Labour leader Ed Miliband has accused David Cameron of having no clear position on whether there should be a referendum on Britain's membership of the EU.
Labour leader Ed Miliband has mocked David Cameron's stance on an EU referendum.
He told MPs that the Prime Minister was trying to appease the divisions in his own party, rather than acting in the interests of the nation.
Mr Miliband accused the PM of having a "hokey cokey weekend".
Three days, three positions. First it was no, then it was yes, then it was maybe.
Has there been a change in the Government's position, yes or no?
A nudge, nudge, wink, wink European policy is neither good for the country nor will it keep his party quiet.
David Cameron has risked angering Tory backbenchers by again refusing to back a quick poll on Britain's membership of the European Union.
The PM said he did not believe that voting to leave the EU would be the best thing for the country.
The right path for Britain is this. First, recognise that in the short term the priority for Europe is to deal with the instability and chaos.
Second, over time take the opportunities for Britain to shape its relationship with Europe in ways that advance our national interest in free trade, open markets and co-operation.
Third, all party leaders will have to address this question.
But it follows from my argument that far from ruling out a referendum for the future as a fresh deal in Europe becomes clear, we should consider how best to get the full consent of the British people.
Ed Miliband has given his reaction to the Prime Minister's statement in Parliament and has said David Cameron can not be part of the solution to the economy because he is part of the problem.
David Cameron said that he does not agree with an immediate yes-no referendum because leaving the EU would not be right for Britain but that keeping the Status Quo on Britian may also not be right therefore 'it would also be wrong to rule out any sort of referendum for the future.'
In his statement to Parliament, David Cameron said Britain should not be guaranteeing any European banks and should be supervised by the Bank of England and not the ECB.
David Cameron has said Britain is not in the Euro and will not join the Euro in his statement on the Eurozone crisis in Parliament
Liberal Democrat MEP Sir Graham Watson has described Liam Fox's speech about the future direction of the European Union as "a desperate move by a discredited Tory to bang the populist drum to try to revitalise an ailing political career".
Sir Graham said:
– Liberal Democrat MEP Sir Graham Watson
"Large economies are making sacrifices in order to keep the eurozone together and sort out the colossal debt crisis.
If Tories honestly believe that we will simply be allowed to renegotiate our membership at the 11th hour without damaging jobs, trade and our rebate then clearly they are deluded.
"So I call on the Conservatives to get real, stop pandering to the right just to keep traditional supporters happy in the short term and get back to the job of securing Britain's long-term prosperity."
Senior Tory backbencher John Redwood has urged the Government to press for a renegotiation of the UK's relationship with the EU now.
He wrote on his blog:
– Conservative MP John Redwood
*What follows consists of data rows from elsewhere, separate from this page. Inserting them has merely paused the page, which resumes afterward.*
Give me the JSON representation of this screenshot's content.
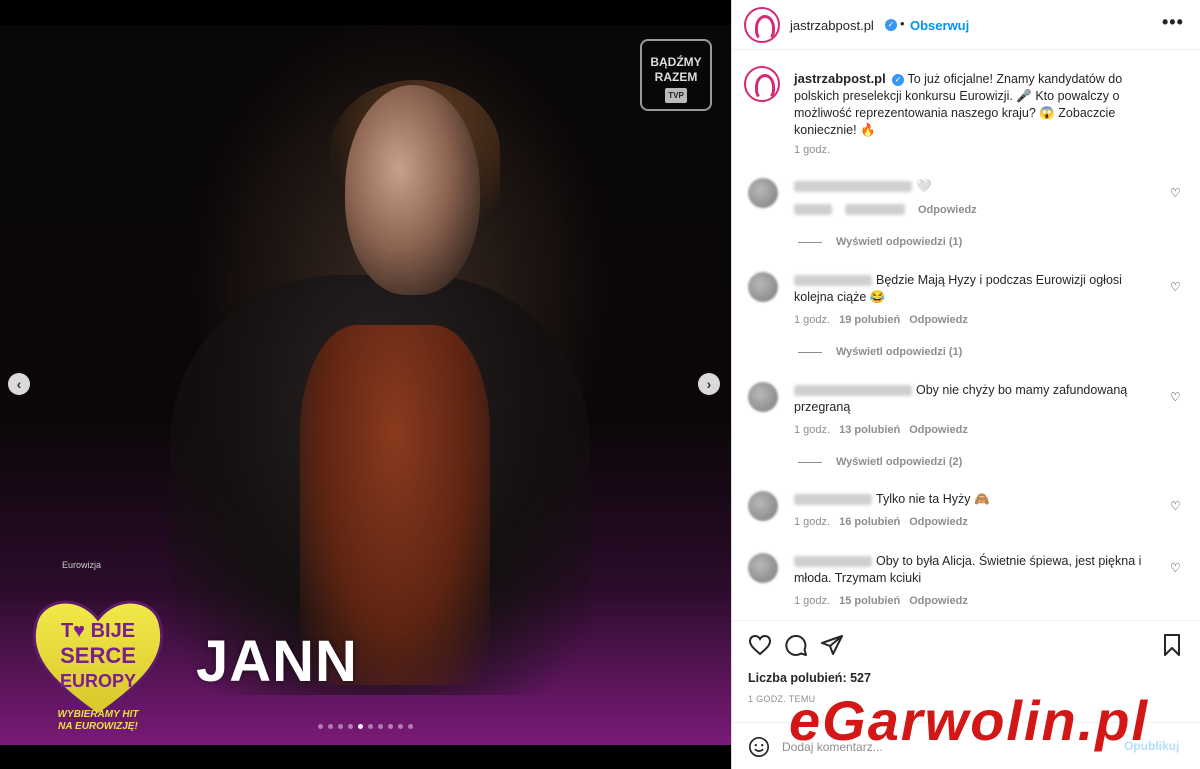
{
  "media": {
    "logo_top": [
      "BĄDŹMY",
      "RAZEM"
    ],
    "logo_top_mark": "TVP",
    "event_small": "Eurowizja",
    "heart_lines": [
      "T♥ BIJE",
      "SERCE",
      "EUROPY"
    ],
    "heart_sub": [
      "WYBIERAMY HIT",
      "NA EUROWIZJĘ!"
    ],
    "artist": "JANN",
    "slides_count": 10,
    "active_slide": 4,
    "prev_icon": "chevron-left-icon",
    "next_icon": "chevron-right-icon"
  },
  "header": {
    "username": "jastrzabpost.pl",
    "separator": "•",
    "follow_label": "Obserwuj",
    "more_icon": "more-icon",
    "more_label": "•••"
  },
  "caption": {
    "username": "jastrzabpost.pl",
    "text": "To już oficjalne! Znamy kandydatów do polskich preselekcji konkursu Eurowizji. 🎤 Kto powalczy o możliwość reprezentowania naszego kraju? 😱 Zobaczcie koniecznie! 🔥",
    "time": "1 godz."
  },
  "comments": [
    {
      "text": "🤍",
      "time": "",
      "likes": "",
      "reply": "Odpowiedz",
      "view_replies": "Wyświetl odpowiedzi (1)"
    },
    {
      "text": "Będzie Mają Hyzy i podczas Eurowizji ogłosi kolejna ciąże 😂",
      "time": "1 godz.",
      "likes": "19 polubień",
      "reply": "Odpowiedz",
      "view_replies": "Wyświetl odpowiedzi (1)"
    },
    {
      "text": "Oby nie chyży bo mamy zafundowaną przegraną",
      "time": "1 godz.",
      "likes": "13 polubień",
      "reply": "Odpowiedz",
      "view_replies": "Wyświetl odpowiedzi (2)"
    },
    {
      "text": "Tylko nie ta Hyży 🙈",
      "time": "1 godz.",
      "likes": "16 polubień",
      "reply": "Odpowiedz"
    },
    {
      "text": "Oby to była Alicja. Świetnie śpiewa, jest piękna i młoda. Trzymam kciuki",
      "time": "1 godz.",
      "likes": "15 polubień",
      "reply": "Odpowiedz"
    }
  ],
  "footer": {
    "likes": "Liczba polubień: 527",
    "posted": "1 GODZ. TEMU",
    "comment_placeholder": "Dodaj komentarz...",
    "publish_label": "Opublikuj"
  },
  "watermark": "eGarwolin.pl",
  "colors": {
    "accent": "#0095f6",
    "brand_pink": "#d62976",
    "watermark_red": "#d10a0a",
    "heart_yellow": "#e8e040"
  }
}
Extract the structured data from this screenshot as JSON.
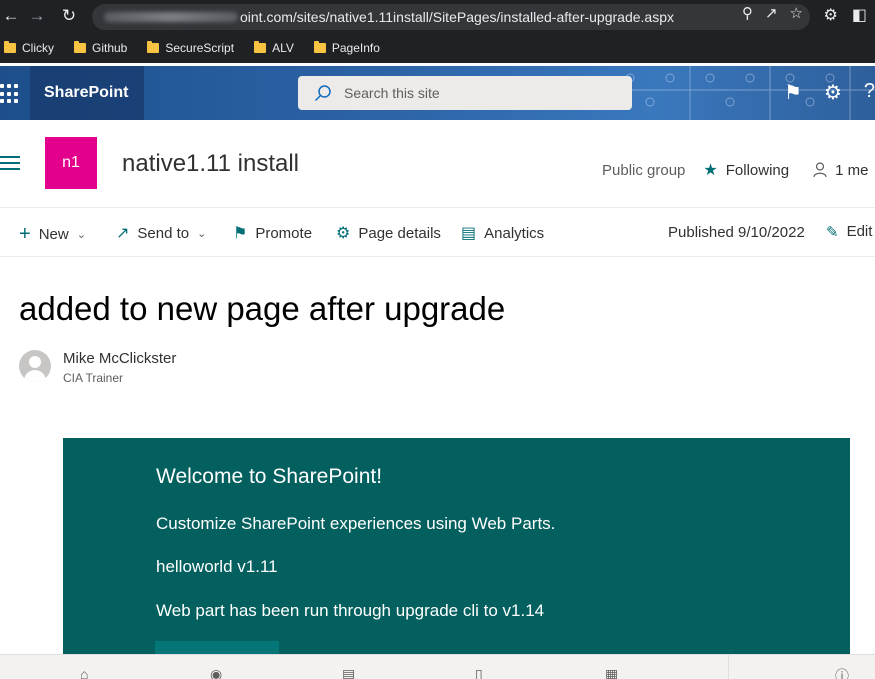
{
  "browser": {
    "url_visible": "oint.com/sites/native1.11install/SitePages/installed-after-upgrade.aspx",
    "bookmarks": [
      "Clicky",
      "Github",
      "SecureScript",
      "ALV",
      "PageInfo"
    ]
  },
  "suite_bar": {
    "brand": "SharePoint",
    "search_placeholder": "Search this site"
  },
  "site_header": {
    "logo_text": "n1",
    "title": "native1.11 install",
    "privacy": "Public group",
    "following_label": "Following",
    "members_label": "1 me"
  },
  "command_bar": {
    "new_label": "New",
    "send_to_label": "Send to",
    "promote_label": "Promote",
    "page_details_label": "Page details",
    "analytics_label": "Analytics",
    "published_label": "Published 9/10/2022",
    "edit_label": "Edit"
  },
  "page": {
    "title": "added to new page after upgrade",
    "author_name": "Mike McClickster",
    "author_role": "CIA Trainer"
  },
  "webpart": {
    "title": "Welcome to SharePoint!",
    "lines": [
      "Customize SharePoint experiences using Web Parts.",
      "helloworld v1.11",
      "Web part has been run through upgrade cli to v1.14"
    ],
    "bg_color": "#03605f"
  },
  "colors": {
    "accent": "#006e75",
    "site_logo": "#e3008c",
    "suite_bar": "#2d64a8"
  }
}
"The Government is wrong to say we cannot make a move now owing to the problems of the eurozone.
"We need to make the move now for just that reason. The UK needs to be free of any financial liability from the euro troubles, and free of the extra government the EU will now seek to impose to try to 'save' the euro.
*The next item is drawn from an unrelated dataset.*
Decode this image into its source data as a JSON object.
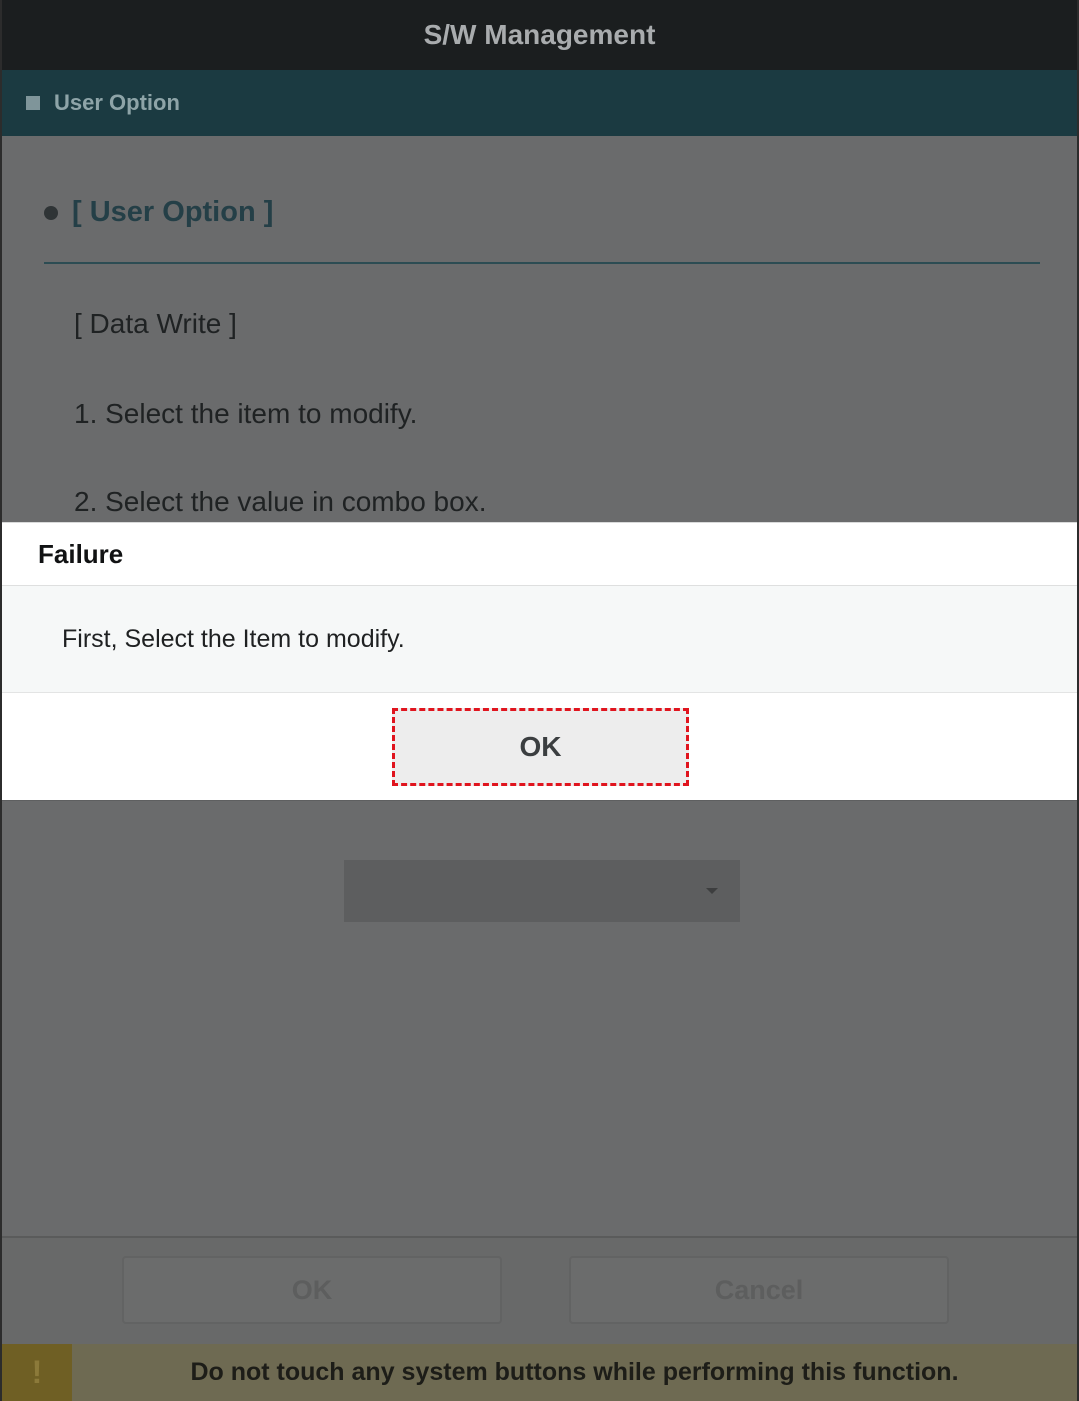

"The Government should see what it can negotiate and then put it to the vote. The referendum question should simply be: 'Do you want to stay in the EU based on the new deal on offer?"'
David Cameron's official spokesman has said that the position on a referendum which the Prime Minister set out over the weekend did not represent a shift from his comments at the European Council last Friday, when he appeared to be ruling out a poll.
The spokesman told a daily media briefing in Westminster.
I don't think his view has changed.
What he said on Friday was that he didn't think an in/out referendum was the right question.
He has set out the position very clearly in his article yesterday.
When it comes to the EU, there is ongoing uncertainty and that is at the heart of the argument he makes.
It would seem that the EU is going to change, but precisely how it changes we don't know at the present time and I don't think the other 26 members of the EU are able to say with any certainty how it will change.